The KJV had many additional words, sometimes whole additional paragraphs of content that is not found in other manuscripts. However, the amount of additionas is often overstated.

Over a period of many centuries, only about twenty-five thousand hundred words were added to the original text. The New Testament grew in size from the earliest copies to the latest copies - fourteen hundred years later - by about 2 percent. That is a remarkable stable transmission process....

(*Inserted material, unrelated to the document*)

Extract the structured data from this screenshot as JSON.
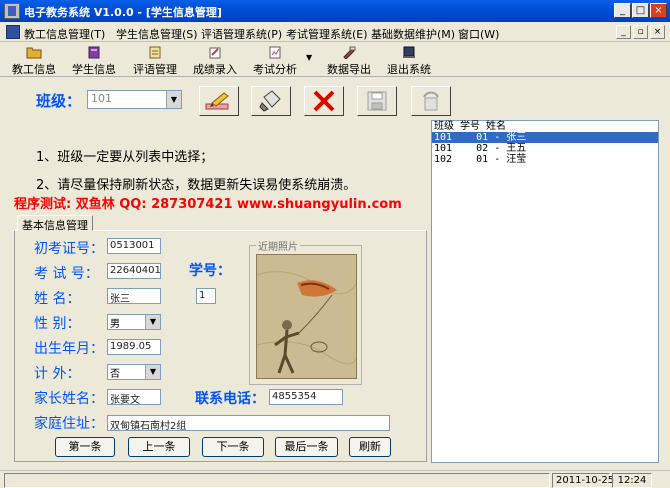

Nevertheless, even twenty-five hundred words is not an insignificant amount. Furthermore, these represent only the additions. There are also hundreds of substitutions that do not add to the length of the New Testament but are nevertheless differences between earlier manuscripts and later ones. And what happened to all those hundreds of thousands of variants? .... they need to be reckoned with. (Reinventing Jesus, p. 55)
Looking at the thousands of manuscripts, there is often found many additional words and alternate words in places, between all of the different copies. How do these affect the meaning of Scripture? These issues are discussed here as they break down the variants into four main groups: spelling and nonsense errors, minor differences not affecting translations, differences that affect the meaning but are not viable, and differences that affect the meaning and are viable. They examine some of the various variants, and we see that the issue is blown out of proportion. We end up with issues that are of little concern with the overall teaching of Scripture, and we can confidently stand on the Word, and not buy into the fear that modern authors attempt to spread.

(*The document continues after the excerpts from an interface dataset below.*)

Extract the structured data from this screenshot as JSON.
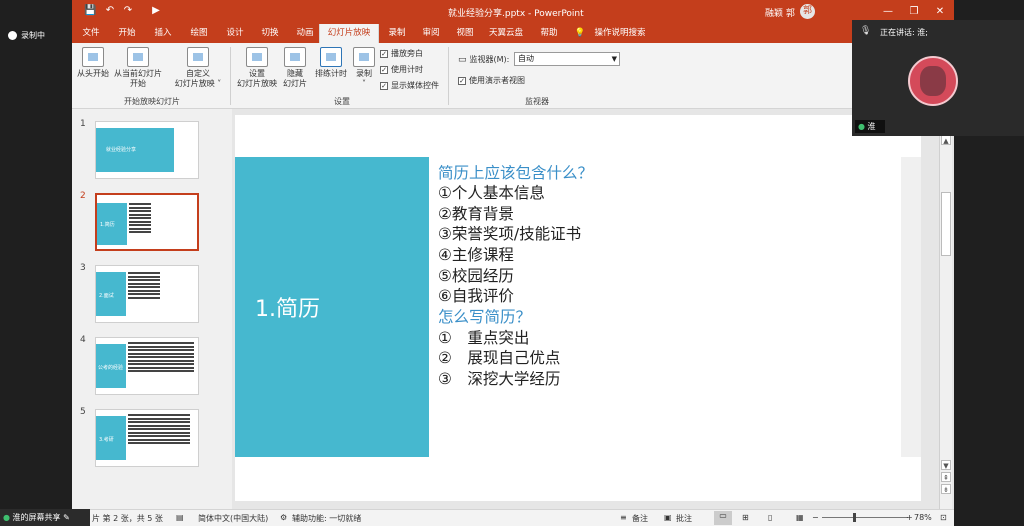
{
  "recording": {
    "label": "录制中"
  },
  "window": {
    "doc_title": "就业经验分享.pptx - PowerPoint",
    "user": "融颖 郭",
    "user_initial": "郭",
    "minimize": "—",
    "restore": "❐",
    "close": "✕"
  },
  "quick_access": {
    "save": "💾",
    "undo": "↶",
    "redo": "↷",
    "present": "▶"
  },
  "tabs": [
    "文件",
    "开始",
    "插入",
    "绘图",
    "设计",
    "切换",
    "动画",
    "幻灯片放映",
    "录制",
    "审阅",
    "视图",
    "天翼云盘",
    "帮助",
    "操作说明搜索"
  ],
  "ribbon": {
    "from_beginning": "从头开始",
    "from_current": [
      "从当前幻灯片",
      "开始"
    ],
    "custom_show": [
      "自定义",
      "幻灯片放映 ˅"
    ],
    "group_start": "开始放映幻灯片",
    "setup": [
      "设置",
      "幻灯片放映"
    ],
    "hide": [
      "隐藏",
      "幻灯片"
    ],
    "rehearse": "排练计时",
    "record": [
      "录制",
      "˅"
    ],
    "checks": [
      "播放旁白",
      "使用计时",
      "显示媒体控件"
    ],
    "group_setup": "设置",
    "monitor_label": "监视器(M):",
    "monitor_value": "自动",
    "presenter_view": "使用演示者视图",
    "group_monitor": "监视器"
  },
  "thumbnails": [
    {
      "num": "1",
      "title": "就业经验分享"
    },
    {
      "num": "2",
      "title": "1.简历"
    },
    {
      "num": "3",
      "title": "2.面试"
    },
    {
      "num": "4",
      "title": "公考的经验"
    },
    {
      "num": "5",
      "title": "3.考研"
    }
  ],
  "slide": {
    "title": "1.简历",
    "q1": "简历上应该包含什么？",
    "items1": [
      "①个人基本信息",
      "②教育背景",
      "③荣誉奖项/技能证书",
      "④主修课程",
      "⑤校园经历",
      "⑥自我评价"
    ],
    "q2": "怎么写简历？",
    "items2": [
      "①　重点突出",
      "②　展现自己优点",
      "③　深挖大学经历"
    ]
  },
  "status": {
    "slide_info": "片 第 2 张，共 5 张",
    "language": "简体中文(中国大陆)",
    "accessibility": "辅助功能: 一切就绪",
    "notes": "备注",
    "comments": "批注",
    "zoom": "78%"
  },
  "share": {
    "label": "淮的屏幕共享"
  },
  "video": {
    "speaking": "正在讲话:  淮;",
    "name": "淮"
  }
}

When Constantine commissioned new versions of these documents, it enabled the custodians of orthodoxy to revise, edit, and rewrite their material as they saw fit, in accordance with their tenets. It was at this point that most of the crucial alterations in the New Testament were probably made and Jesus assumed the unique status he has enjoyed ever since. The importance of Constantine's commission must not be underestimated. Of the five thousand extant early manuscript versions of the New Testament, not one predates the fourth century. The New Testament as it exists today is essentially a product of fourth-century editors and writers - custodians of orthodoxy, "adherents of the message," with vested interests to protect.
-Michael Baigent,
Richard Leigh,
and Henry Lincoln,
Holy Blood, Holy Grail, 368-369
How would you respond to such comments if someone hit you with this? That is where this book is helpful, especially since this is the type of stuff modern scholars spew forth and the everyday simple readers of this fiction will regurgitate to you. They do not know the real issues, they simply read books like Dan Brown's and the like, and believe this information as fact.

The reality is that there are at least forty-eight Greek New Testament manuscripts that predate the fourth century. (Reinventing Jesus, p. 116)
This book deals with these issues, and gives detailed examples and breakdowns of doctrines affected, if any, and how these attacks are based on frivolous and false assumptions.

Part three deals with the attacks on canonizing the books of the Bible. Did the early church dismiss some books from the canon of Scripture because they did not like what was taught in some of them? Did they pick and choose what made it into the 66 books we have today based on their desired views of Jesus and the Gospel? What about these other writings and other "gospels" that exist from that time period. What about the Gnostics and their writings? This is the section I am currently in the middle of, and I will write more on this when I am done.

Continue to PART 2